Spelman's subsidies from taxpayers and donations from foundations and corporations could be put to much better use expanding the number of quality charter schools in inner-city neighborhoods.

Or tuition vouchers enabling promising black students to attend good private schools.

ATLEng
ATLEng

Wrong. Spoken like someone who has no idea about the HBCU experience. You have no idea the connections a black college student can obtain at an HBCU they would have no chance of competing for at a majority white university. Entry to the university is allowed, but don't pretend like everything is on even ground.

bu22
bu22

@Astropig Public HBCUs should go away (through merger when adjacent to other schools).  No need to continue to fund segregated universities.  Private HBCUs like Spellman have a place.

genonola
genonola

Except that HBCUs are not segregated in twenty-first century America. Collectively, the total undergraduate student body at Albany State, Fort Valley State, and Savannah State (three public, state-funded HBCUs) consists of 10,190 students. 847 of those students (8.3%) are either white/Caucasian or Hispanic/Latino.

Nearly five percent of Albany State's students are white (4.69%) while slightly over four percent of Savannah State's students are white and almost three percent of Fort Valley State's students are white.
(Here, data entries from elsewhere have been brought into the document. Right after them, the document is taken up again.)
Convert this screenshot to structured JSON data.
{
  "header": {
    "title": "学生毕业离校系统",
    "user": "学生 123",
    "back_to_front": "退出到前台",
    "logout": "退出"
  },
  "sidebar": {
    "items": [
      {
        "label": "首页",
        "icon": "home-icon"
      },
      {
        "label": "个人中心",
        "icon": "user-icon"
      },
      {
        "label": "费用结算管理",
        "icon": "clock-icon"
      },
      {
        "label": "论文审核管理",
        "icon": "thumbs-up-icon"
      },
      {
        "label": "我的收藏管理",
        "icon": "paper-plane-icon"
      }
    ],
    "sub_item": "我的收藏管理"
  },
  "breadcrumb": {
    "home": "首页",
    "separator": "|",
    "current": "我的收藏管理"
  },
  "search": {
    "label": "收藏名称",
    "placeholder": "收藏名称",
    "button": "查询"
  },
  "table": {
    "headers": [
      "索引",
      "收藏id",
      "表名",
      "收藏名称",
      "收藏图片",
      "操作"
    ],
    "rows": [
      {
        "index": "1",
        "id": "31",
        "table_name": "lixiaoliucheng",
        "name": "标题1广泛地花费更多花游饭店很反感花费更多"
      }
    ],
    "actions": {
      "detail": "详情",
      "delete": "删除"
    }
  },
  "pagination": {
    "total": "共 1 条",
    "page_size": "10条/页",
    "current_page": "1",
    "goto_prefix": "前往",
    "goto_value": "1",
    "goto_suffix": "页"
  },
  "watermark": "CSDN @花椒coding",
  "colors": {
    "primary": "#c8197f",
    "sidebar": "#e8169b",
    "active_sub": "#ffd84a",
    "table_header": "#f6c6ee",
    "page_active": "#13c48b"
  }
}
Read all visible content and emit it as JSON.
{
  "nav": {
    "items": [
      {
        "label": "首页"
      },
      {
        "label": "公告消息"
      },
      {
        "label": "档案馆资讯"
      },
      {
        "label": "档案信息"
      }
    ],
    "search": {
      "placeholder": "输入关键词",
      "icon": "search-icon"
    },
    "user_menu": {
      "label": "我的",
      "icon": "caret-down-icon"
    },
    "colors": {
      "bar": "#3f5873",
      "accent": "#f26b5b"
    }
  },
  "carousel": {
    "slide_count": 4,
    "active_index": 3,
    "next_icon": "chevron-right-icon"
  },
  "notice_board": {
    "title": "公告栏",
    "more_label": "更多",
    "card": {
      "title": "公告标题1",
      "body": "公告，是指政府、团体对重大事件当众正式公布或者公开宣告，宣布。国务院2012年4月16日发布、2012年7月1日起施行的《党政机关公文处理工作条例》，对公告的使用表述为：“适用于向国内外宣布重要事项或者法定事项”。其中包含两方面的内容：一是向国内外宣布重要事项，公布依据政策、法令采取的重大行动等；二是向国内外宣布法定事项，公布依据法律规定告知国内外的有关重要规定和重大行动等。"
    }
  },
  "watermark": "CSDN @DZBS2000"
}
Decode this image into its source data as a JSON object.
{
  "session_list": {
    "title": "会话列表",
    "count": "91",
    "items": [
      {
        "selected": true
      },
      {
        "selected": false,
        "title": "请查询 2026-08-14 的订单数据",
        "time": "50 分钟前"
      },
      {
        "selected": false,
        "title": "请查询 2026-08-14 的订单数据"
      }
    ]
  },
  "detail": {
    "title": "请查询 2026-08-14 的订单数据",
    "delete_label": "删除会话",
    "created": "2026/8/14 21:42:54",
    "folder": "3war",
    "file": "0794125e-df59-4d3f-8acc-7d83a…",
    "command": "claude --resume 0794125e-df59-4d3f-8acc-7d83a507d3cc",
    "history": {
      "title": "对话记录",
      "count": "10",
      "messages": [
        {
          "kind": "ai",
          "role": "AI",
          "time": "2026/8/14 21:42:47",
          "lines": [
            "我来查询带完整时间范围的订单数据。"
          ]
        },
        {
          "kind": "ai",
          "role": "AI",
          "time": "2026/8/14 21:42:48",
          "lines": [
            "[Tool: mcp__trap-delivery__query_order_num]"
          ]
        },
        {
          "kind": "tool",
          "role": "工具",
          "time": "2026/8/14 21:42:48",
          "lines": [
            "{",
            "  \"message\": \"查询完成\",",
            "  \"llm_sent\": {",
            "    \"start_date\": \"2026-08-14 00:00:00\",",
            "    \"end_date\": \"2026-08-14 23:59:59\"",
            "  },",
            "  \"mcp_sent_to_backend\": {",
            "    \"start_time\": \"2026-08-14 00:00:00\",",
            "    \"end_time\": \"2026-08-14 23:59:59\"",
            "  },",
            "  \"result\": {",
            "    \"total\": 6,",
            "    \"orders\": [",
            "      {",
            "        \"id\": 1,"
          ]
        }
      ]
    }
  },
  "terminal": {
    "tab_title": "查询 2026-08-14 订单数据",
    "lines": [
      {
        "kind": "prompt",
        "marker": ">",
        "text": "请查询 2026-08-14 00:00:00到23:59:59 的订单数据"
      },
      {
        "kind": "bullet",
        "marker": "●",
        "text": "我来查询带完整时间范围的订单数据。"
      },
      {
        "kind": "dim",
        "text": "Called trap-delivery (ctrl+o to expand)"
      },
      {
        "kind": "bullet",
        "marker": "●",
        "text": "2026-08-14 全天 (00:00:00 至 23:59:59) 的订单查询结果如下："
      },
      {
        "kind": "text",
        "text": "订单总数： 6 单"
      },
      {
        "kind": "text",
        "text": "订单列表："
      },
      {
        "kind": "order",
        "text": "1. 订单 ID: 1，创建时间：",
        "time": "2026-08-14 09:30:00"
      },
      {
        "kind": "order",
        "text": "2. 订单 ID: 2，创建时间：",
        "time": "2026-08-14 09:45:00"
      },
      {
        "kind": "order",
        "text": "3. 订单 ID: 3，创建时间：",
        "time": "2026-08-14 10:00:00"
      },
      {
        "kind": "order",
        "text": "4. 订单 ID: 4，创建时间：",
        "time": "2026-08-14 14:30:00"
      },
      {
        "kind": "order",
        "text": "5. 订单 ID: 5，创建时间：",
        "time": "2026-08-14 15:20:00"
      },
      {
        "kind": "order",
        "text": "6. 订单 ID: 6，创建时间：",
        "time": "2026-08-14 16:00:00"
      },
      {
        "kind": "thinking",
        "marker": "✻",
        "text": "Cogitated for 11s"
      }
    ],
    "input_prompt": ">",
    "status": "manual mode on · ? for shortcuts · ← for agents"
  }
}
More than eight percent of Savannah State's students are Hispanic/Latino.

While HBCUs began as a means to provide higher education opportunities to black students who lacked other options due to segregation, they now contain student bodies that are predominantly, but not exclusively, African-American.

bu22
bu22

@genonola 95% is effectively segregated.  Albany St. was merged with Darton St., so that number is probably lower now.